A version of this blogpost was first published by PEAK. Read the original here.
1. KNOW YOUR PURPOSE
There’s so much material out there on what entrepreneurs should include in their pitches. Before you overwhelm yourself with it, think about why you want to pitch your idea. Think about your desired outcome, too. What are your personal and professional reasons for pitching? Your audience will always want to know your intentions, so before you step out in front of them, make sure this is crystal clear.
Action: Take 5-10 minutes to create a list of your personal and professional reasons for pitching
2. FOCUS ON YOUR AUDIENCE
Effective communication is always receiver-orientated. Gain empathy for your audience by asking yourself who exactly they are – who are you pitching to? This is the only way to align your intentions with their needs. Ultimately, the pitch is more about them than you.
Action: Note down who’ll be sitting in front of you and divide this audience into segments. Prioritise the most important group. What is their specific background and depth of knowledge, and what are their business objectives?
3. SIMPLICITY IS KEY
“If you can’t explain it simply, you don’t understand it well enough.” This Albert Einstein quote sure holds a lot of truth! Distill your thoughts down into easily digestible core messages, as if you were explaining the idea to your grandma. If you have a clear picture of it, your audience will too. While doing this, be aware that every audience can only process a limited amount of information. A basic guideline in PR is the rule of three. What are the three key points or takeaways that you want your audience to remember? If you overwhelm them with too much information, you’ll lose their attention. To put it simply, the pitch should include details on the company, team, market, solution, business model, customers, competition, financial overview, funding, vision, and, of course, a demo – or at least a mockup.
Action: Create some catchy messages for your pitch, think of them as headlines in a newspaper
4. PRACTICE (AND STORYTELLING) MAKES PERFECT
Just like a comedian rehearses for a show or an athlete trains for a competition, you should practice your pitch. It’s critical that you bring the same level of energy and passion to the sixth pitch as you brought to the first. Believe that you’re going to succeed and show your audience how freakin’ excited you are about your solution.
In the words of Andrew Scott from TechCrunch: “Humans are emotional animals; yes even investors. Half your challenge is to engage the audience within the first 5-10 seconds before their heads tip back down to phones and laptops.” Remember: storytelling is the oldest way of communicating information that humans still use today.
Action: Find a quiet room and create an environment that’s as close as possible to pitch day. Rehearse your pitch and invite colleagues to give feedback.
5. SHOW YOUR TEAM

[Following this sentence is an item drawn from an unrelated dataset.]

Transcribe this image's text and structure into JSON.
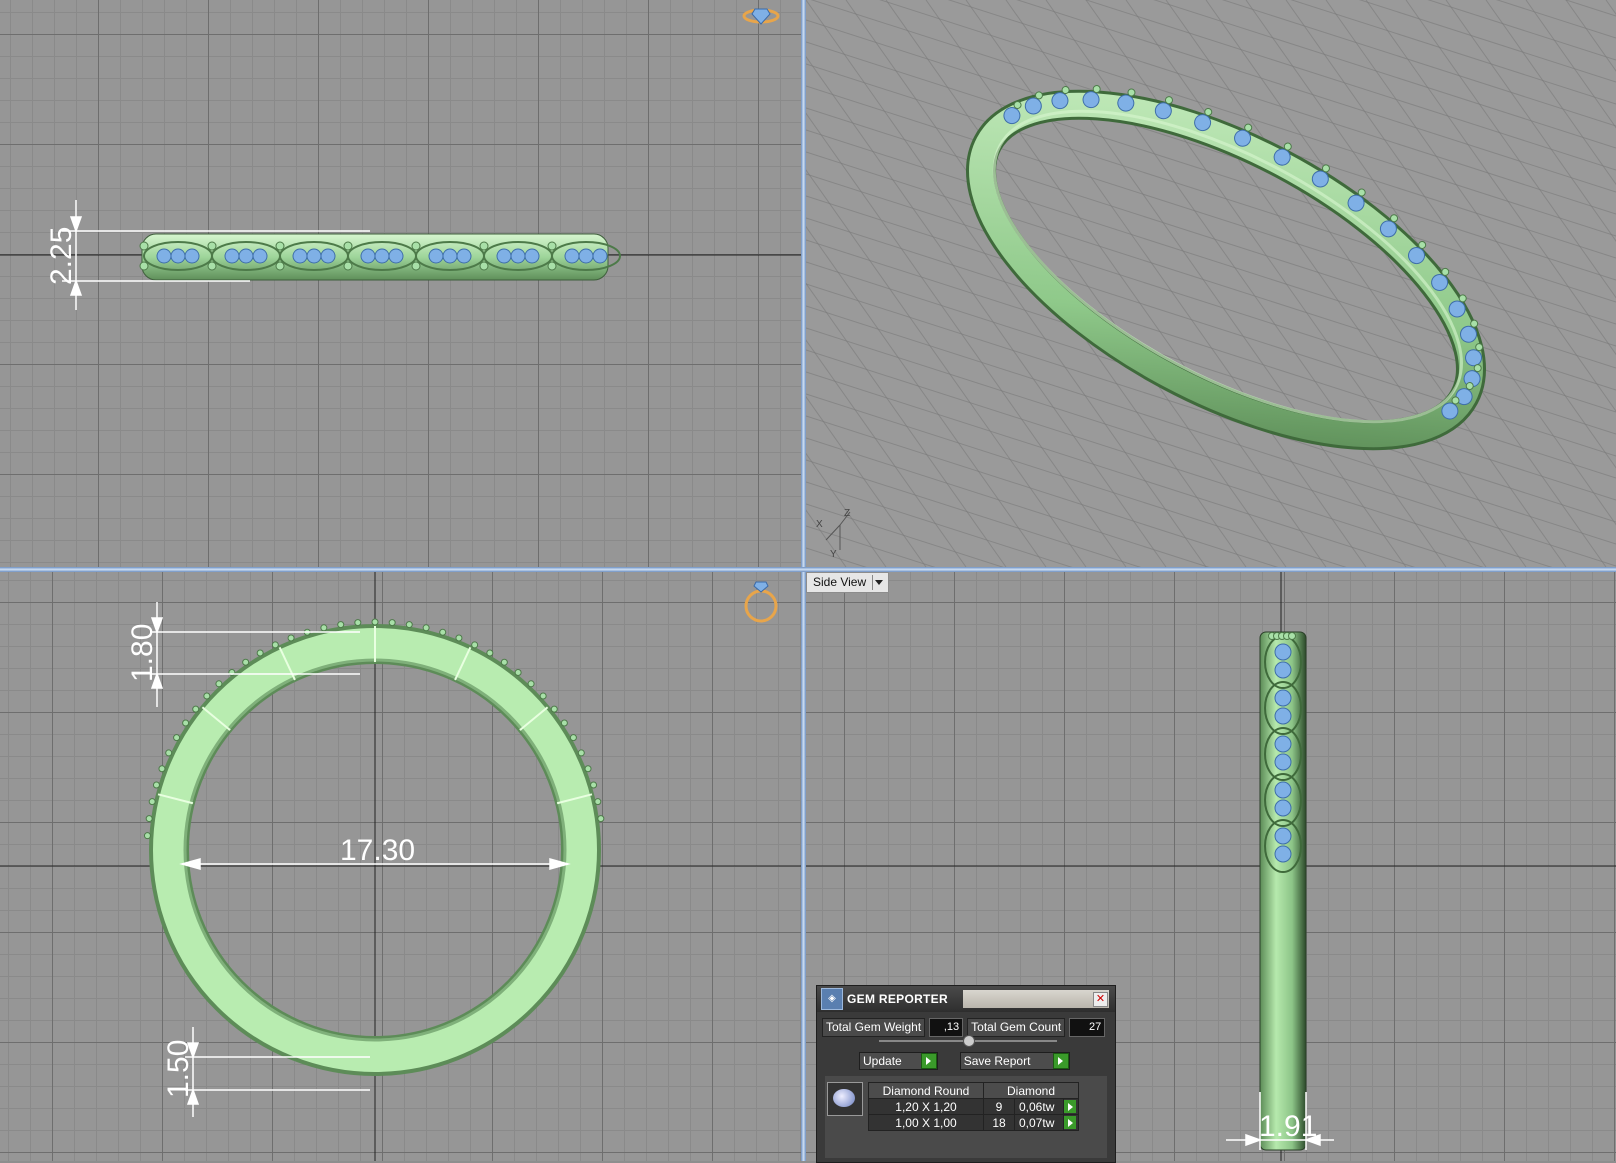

A great idea doesn’t determine whether a startup will or won’t succeed – but the team does. Investors often look to be persuaded by the abilities of the team rather than by the idea itself. Investor and entrepreneur Bryan Stolle wrote about this very issue in Forbes. “So why did 2/3 of the pitching companies I judged describe their team’s experience and capabilities by simply showing a slide full of logos for all the places where people on the team worked?” Instead, Bryan proposes the following approach: “When you present the team, tell the judges why each team member you mention (and you have hired) is relevant and vital to the company’s success. If you have a killer team, brag about it!”

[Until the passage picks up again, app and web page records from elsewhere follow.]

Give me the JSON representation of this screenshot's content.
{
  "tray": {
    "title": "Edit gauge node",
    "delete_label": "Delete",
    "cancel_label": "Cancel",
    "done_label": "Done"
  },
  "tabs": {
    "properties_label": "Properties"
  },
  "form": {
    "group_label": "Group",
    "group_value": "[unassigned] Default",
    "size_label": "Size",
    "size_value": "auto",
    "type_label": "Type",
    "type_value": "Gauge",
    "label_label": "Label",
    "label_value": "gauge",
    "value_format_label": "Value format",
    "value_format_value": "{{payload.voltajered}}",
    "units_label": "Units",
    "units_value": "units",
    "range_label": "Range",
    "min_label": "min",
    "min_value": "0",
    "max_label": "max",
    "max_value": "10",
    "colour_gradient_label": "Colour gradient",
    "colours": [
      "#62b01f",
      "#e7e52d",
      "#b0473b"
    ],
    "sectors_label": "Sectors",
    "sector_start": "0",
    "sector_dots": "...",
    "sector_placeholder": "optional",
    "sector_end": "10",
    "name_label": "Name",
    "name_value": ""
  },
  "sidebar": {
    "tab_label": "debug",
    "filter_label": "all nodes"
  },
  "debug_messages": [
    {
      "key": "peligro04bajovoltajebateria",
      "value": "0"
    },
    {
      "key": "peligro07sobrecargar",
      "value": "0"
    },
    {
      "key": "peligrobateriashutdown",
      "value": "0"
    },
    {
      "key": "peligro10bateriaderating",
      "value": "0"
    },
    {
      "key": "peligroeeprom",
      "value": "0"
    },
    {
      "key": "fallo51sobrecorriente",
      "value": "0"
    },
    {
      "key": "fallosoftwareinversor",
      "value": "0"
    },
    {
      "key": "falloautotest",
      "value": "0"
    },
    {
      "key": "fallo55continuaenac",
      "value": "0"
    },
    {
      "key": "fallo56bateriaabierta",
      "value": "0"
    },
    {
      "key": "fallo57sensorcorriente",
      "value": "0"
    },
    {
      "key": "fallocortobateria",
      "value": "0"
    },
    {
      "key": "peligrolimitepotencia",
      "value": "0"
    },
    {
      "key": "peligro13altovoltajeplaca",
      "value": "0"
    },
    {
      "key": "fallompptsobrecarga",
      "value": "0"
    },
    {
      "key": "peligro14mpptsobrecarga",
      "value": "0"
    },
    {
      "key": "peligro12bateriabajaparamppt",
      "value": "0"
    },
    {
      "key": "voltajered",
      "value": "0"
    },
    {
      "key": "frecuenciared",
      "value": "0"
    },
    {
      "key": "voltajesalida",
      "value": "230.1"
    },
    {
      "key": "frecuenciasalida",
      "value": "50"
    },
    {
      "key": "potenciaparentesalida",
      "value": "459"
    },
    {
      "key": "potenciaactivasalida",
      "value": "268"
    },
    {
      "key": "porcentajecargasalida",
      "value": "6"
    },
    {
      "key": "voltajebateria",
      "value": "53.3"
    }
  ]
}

Action: Think about the most incredible, unique capabilities that your team members have. How would you describe them to your closest friends?